Council Votes To Give New Yorkers TIPS: Transparency In Paving Streets
Legislation requires Department of Transportation to post information regarding resurfacing and capital improvement of city blocks.
Council will also vote to improve indoor air quality by limiting the emissions of certain harmful compounds from carpet materials.
New York, NY- Today, the City Council will vote to give New Yorkers greater information on the condition of city blocks. The bill, Transparency In Paving Streets (TIPS), will require the Department of Transportation (DOT) to post on its website the year city streets were last resurfaced or received capital improvement, and the current rating of city blocks (i.e., good, fair or poor) pursuant to DOT’s street assessment system.
The Council will also vote on legislation proposed by our Green Codes Task Force. This bill will improve indoor air quality in commercial buildings and residences by limiting the emissions of certain harmful compounds from carpets and carpet cushions. Emissions from these compounds can cause serious health problems.
Additionally, the Council will also vote on three resolutions related to gun control in a critical effort to stop the flow of illegal guns throughout the country and here in New York City.
Finally, the Council will vote on a modification to the FY 2012 budget – a necessary action to begin closing the budget gap.
TIPS: TRANSPARENCY IN PAVING STREETS
After the TIPS bill is signed into law, an interactive map will be available on DOT’s website. New Yorkers will be able to zoom in on the map to find information about their blocks such as how the DOT rates the street’s condition or the last time it was paved.
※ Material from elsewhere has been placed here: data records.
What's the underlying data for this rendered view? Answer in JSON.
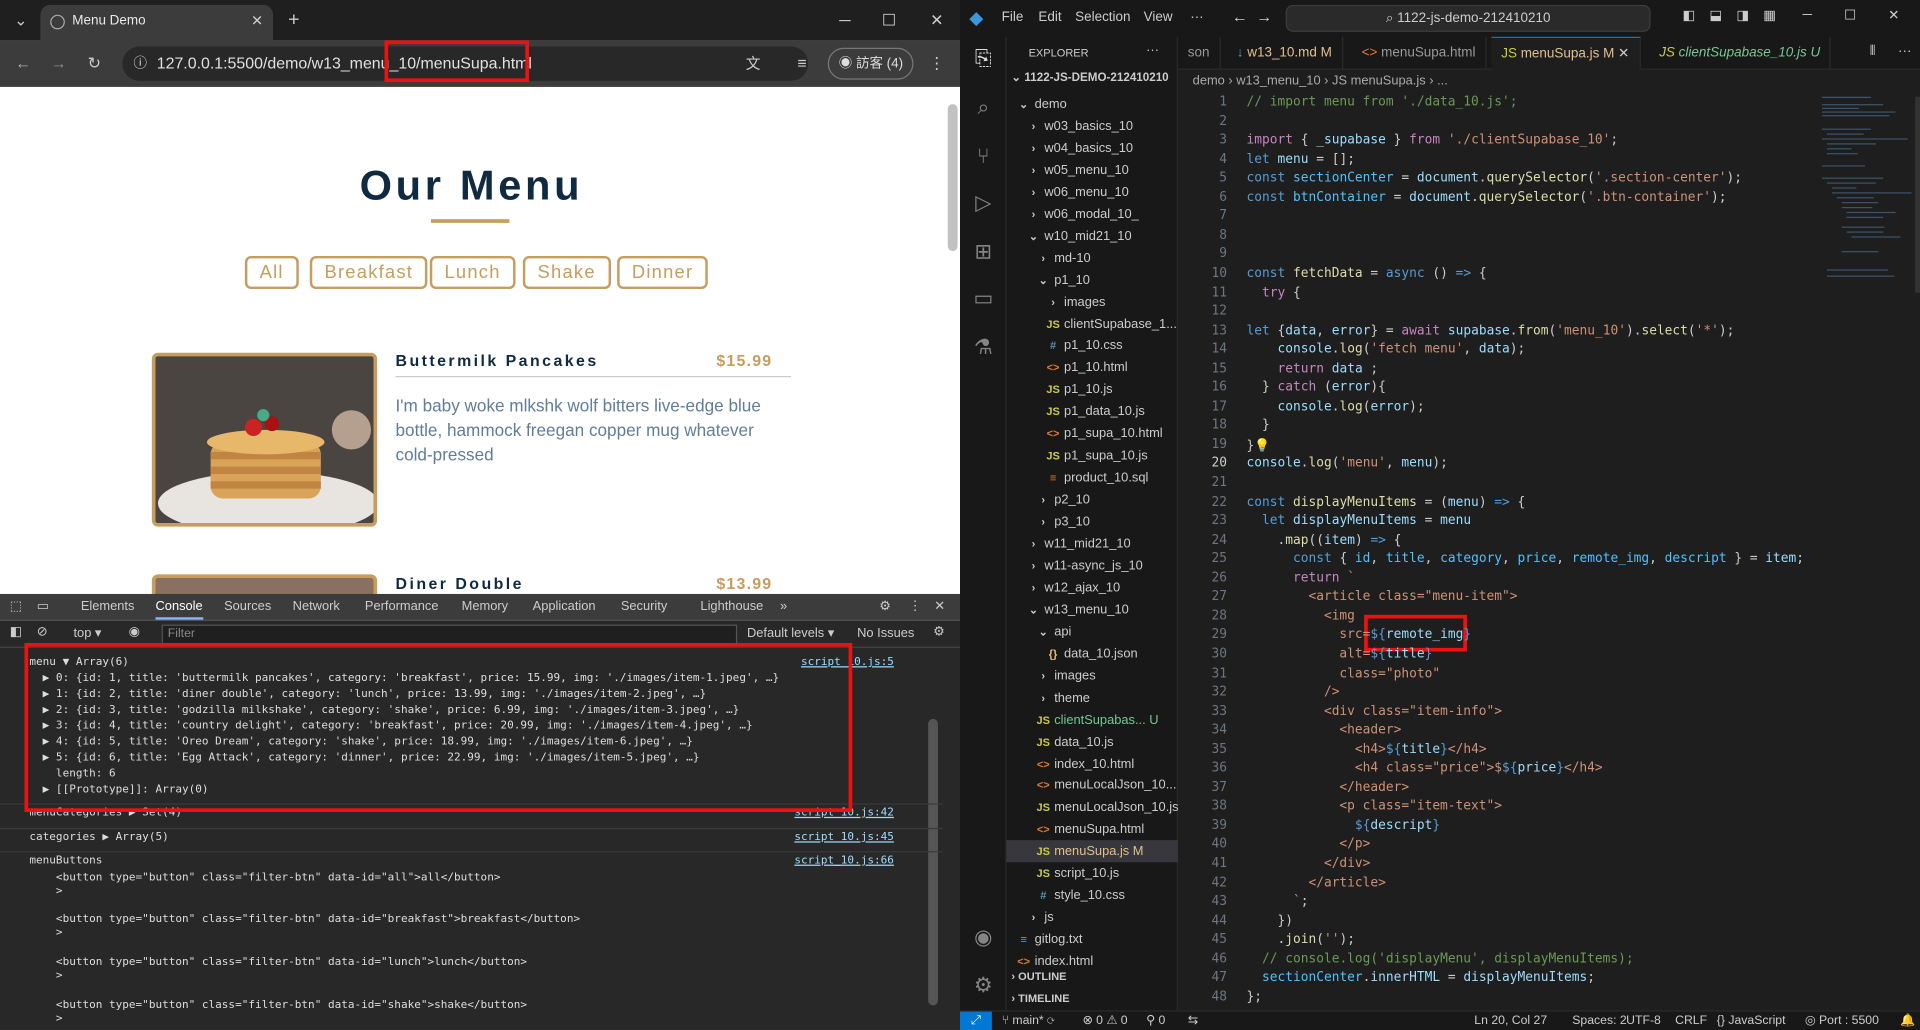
{
  "browser": {
    "tab_title": "Menu Demo",
    "url": "127.0.0.1:5500/demo/w13_menu_10/menuSupa.html",
    "profile": "訪客 (4)",
    "page": {
      "heading": "Our Menu",
      "filters": [
        "All",
        "Breakfast",
        "Lunch",
        "Shake",
        "Dinner"
      ],
      "items": [
        {
          "title": "Buttermilk Pancakes",
          "price": "$15.99",
          "text": "I'm baby woke mlkshk wolf bitters live-edge blue bottle, hammock freegan copper mug whatever cold-pressed"
        },
        {
          "title": "Diner Double",
          "price": "$13.99"
        }
      ]
    },
    "devtools": {
      "tabs": [
        "Elements",
        "Console",
        "Sources",
        "Network",
        "Performance",
        "Memory",
        "Application",
        "Security",
        "Lighthouse"
      ],
      "context": "top",
      "filter_placeholder": "Filter",
      "levels": "Default levels",
      "issues": "No Issues",
      "console": [
        {
          "text": "menu ▼ Array(6)",
          "src": "script_10.js:5"
        },
        {
          "text": "  ▶ 0: {id: 1, title: 'buttermilk pancakes', category: 'breakfast', price: 15.99, img: './images/item-1.jpeg', …}"
        },
        {
          "text": "  ▶ 1: {id: 2, title: 'diner double', category: 'lunch', price: 13.99, img: './images/item-2.jpeg', …}"
        },
        {
          "text": "  ▶ 2: {id: 3, title: 'godzilla milkshake', category: 'shake', price: 6.99, img: './images/item-3.jpeg', …}"
        },
        {
          "text": "  ▶ 3: {id: 4, title: 'country delight', category: 'breakfast', price: 20.99, img: './images/item-4.jpeg', …}"
        },
        {
          "text": "  ▶ 4: {id: 5, title: 'Oreo Dream', category: 'shake', price: 18.99, img: './images/item-6.jpeg', …}"
        },
        {
          "text": "  ▶ 5: {id: 6, title: 'Egg Attack', category: 'dinner', price: 22.99, img: './images/item-5.jpeg', …}"
        },
        {
          "text": "    length: 6"
        },
        {
          "text": "  ▶ [[Prototype]]: Array(0)"
        },
        {
          "text": "menuCategories ▶ Set(4)",
          "src": "script_10.js:42"
        },
        {
          "text": "categories ▶ Array(5)",
          "src": "script_10.js:45"
        },
        {
          "text": "menuButtons",
          "src": "script_10.js:66"
        },
        {
          "text": "    <button type=\"button\" class=\"filter-btn\" data-id=\"all\">all</button>"
        },
        {
          "text": "    >"
        },
        {
          "text": "    <button type=\"button\" class=\"filter-btn\" data-id=\"breakfast\">breakfast</button>"
        },
        {
          "text": "    >"
        },
        {
          "text": "    <button type=\"button\" class=\"filter-btn\" data-id=\"lunch\">lunch</button>"
        },
        {
          "text": "    >"
        },
        {
          "text": "    <button type=\"button\" class=\"filter-btn\" data-id=\"shake\">shake</button>"
        },
        {
          "text": "    >"
        }
      ]
    }
  },
  "vscode": {
    "menu": [
      "File",
      "Edit",
      "Selection",
      "View",
      "···"
    ],
    "command_center": "1122-js-demo-212410210",
    "explorer_title": "EXPLORER",
    "root": "1122-JS-DEMO-212410210",
    "tree": [
      {
        "label": "demo",
        "indent": 1,
        "arrow": "⌄"
      },
      {
        "label": "w03_basics_10",
        "indent": 2,
        "arrow": "›"
      },
      {
        "label": "w04_basics_10",
        "indent": 2,
        "arrow": "›"
      },
      {
        "label": "w05_menu_10",
        "indent": 2,
        "arrow": "›"
      },
      {
        "label": "w06_menu_10",
        "indent": 2,
        "arrow": "›"
      },
      {
        "label": "w06_modal_10_",
        "indent": 2,
        "arrow": "›"
      },
      {
        "label": "w10_mid21_10",
        "indent": 2,
        "arrow": "⌄"
      },
      {
        "label": "md-10",
        "indent": 3,
        "arrow": "›"
      },
      {
        "label": "p1_10",
        "indent": 3,
        "arrow": "⌄"
      },
      {
        "label": "images",
        "indent": 4,
        "arrow": "›"
      },
      {
        "label": "clientSupabase_1...",
        "indent": 4,
        "icon": "JS"
      },
      {
        "label": "p1_10.css",
        "indent": 4,
        "icon": "#"
      },
      {
        "label": "p1_10.html",
        "indent": 4,
        "icon": "<>"
      },
      {
        "label": "p1_10.js",
        "indent": 4,
        "icon": "JS"
      },
      {
        "label": "p1_data_10.js",
        "indent": 4,
        "icon": "JS"
      },
      {
        "label": "p1_supa_10.html",
        "indent": 4,
        "icon": "<>"
      },
      {
        "label": "p1_supa_10.js",
        "indent": 4,
        "icon": "JS"
      },
      {
        "label": "product_10.sql",
        "indent": 4,
        "icon": "≡"
      },
      {
        "label": "p2_10",
        "indent": 3,
        "arrow": "›"
      },
      {
        "label": "p3_10",
        "indent": 3,
        "arrow": "›"
      },
      {
        "label": "w11_mid21_10",
        "indent": 2,
        "arrow": "›"
      },
      {
        "label": "w11-async_js_10",
        "indent": 2,
        "arrow": "›"
      },
      {
        "label": "w12_ajax_10",
        "indent": 2,
        "arrow": "›"
      },
      {
        "label": "w13_menu_10",
        "indent": 2,
        "arrow": "⌄"
      },
      {
        "label": "api",
        "indent": 3,
        "arrow": "⌄"
      },
      {
        "label": "data_10.json",
        "indent": 4,
        "icon": "{}"
      },
      {
        "label": "images",
        "indent": 3,
        "arrow": "›"
      },
      {
        "label": "theme",
        "indent": 3,
        "arrow": "›"
      },
      {
        "label": "clientSupabas... U",
        "indent": 3,
        "icon": "JS"
      },
      {
        "label": "data_10.js",
        "indent": 3,
        "icon": "JS"
      },
      {
        "label": "index_10.html",
        "indent": 3,
        "icon": "<>"
      },
      {
        "label": "menuLocalJson_10...",
        "indent": 3,
        "icon": "<>"
      },
      {
        "label": "menuLocalJson_10.js",
        "indent": 3,
        "icon": "JS"
      },
      {
        "label": "menuSupa.html",
        "indent": 3,
        "icon": "<>"
      },
      {
        "label": "menuSupa.js      M",
        "indent": 3,
        "icon": "JS"
      },
      {
        "label": "script_10.js",
        "indent": 3,
        "icon": "JS"
      },
      {
        "label": "style_10.css",
        "indent": 3,
        "icon": "#"
      },
      {
        "label": "js",
        "indent": 2,
        "arrow": "›"
      },
      {
        "label": "gitlog.txt",
        "indent": 1,
        "icon": "≡"
      },
      {
        "label": "index.html",
        "indent": 1,
        "icon": "<>"
      }
    ],
    "outline": "OUTLINE",
    "timeline": "TIMELINE",
    "tabs": [
      "son",
      "w13_10.md M",
      "menuSupa.html",
      "menuSupa.js M",
      "clientSupabase_10.js U"
    ],
    "breadcrumb": "demo › w13_menu_10 › JS menuSupa.js › ...",
    "status": {
      "branch": "main*",
      "errors": "⊗ 0 ⚠ 0",
      "ports": "⚲ 0",
      "position": "Ln 20, Col 27",
      "spaces": "Spaces: 2",
      "encoding": "UTF-8",
      "eol": "CRLF",
      "lang": "{} JavaScript",
      "port": "Port : 5500"
    }
  }
}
The legislation requires a sortable function, with results displaying immediately after a user enters a specific city block, to be ready within one year.
By arming Community Boards and the public with facts about their neighborhood blocks, city residents will be able to better prioritize streets that need to be resurfaced or improved and advocate for their repair.
“With this bill, we’re not only giving New Yorkers greater information about their communities, we’re also empowering them to make changes in their communities,” said Council Speaker Christine C. Quinn. “A resource like this website is just one example of the way the Council is giving more power to the people – power to take information and use it to help shape the future of their neighborhoods, making them better places to live.”
Minority Leader James Oddo, the prime sponsor of the legislation, said, “This bill is about greater transparency in the delivery of City services. The end game is to make New Yorkers aware of their street rating and empower them to get action from City government. If you disagree with how your street is rated, you should reach out to the Mayor, Borough President, DOT, or your local Council Member to ask for action.”
“Every year, DOT reports that the condition of streets in our city is improving. Still, residents have no idea what their street rating is and whether the rating is realistic or removed from reality,” said Council Member James Vacca, Chair of the Transportation Committee. “Posting these ratings online will promote better street surface conditions as residents will be able to reach out to their elected officials and DOT to get their street repaired based upon its rating or contest the rating if it makes no sense.”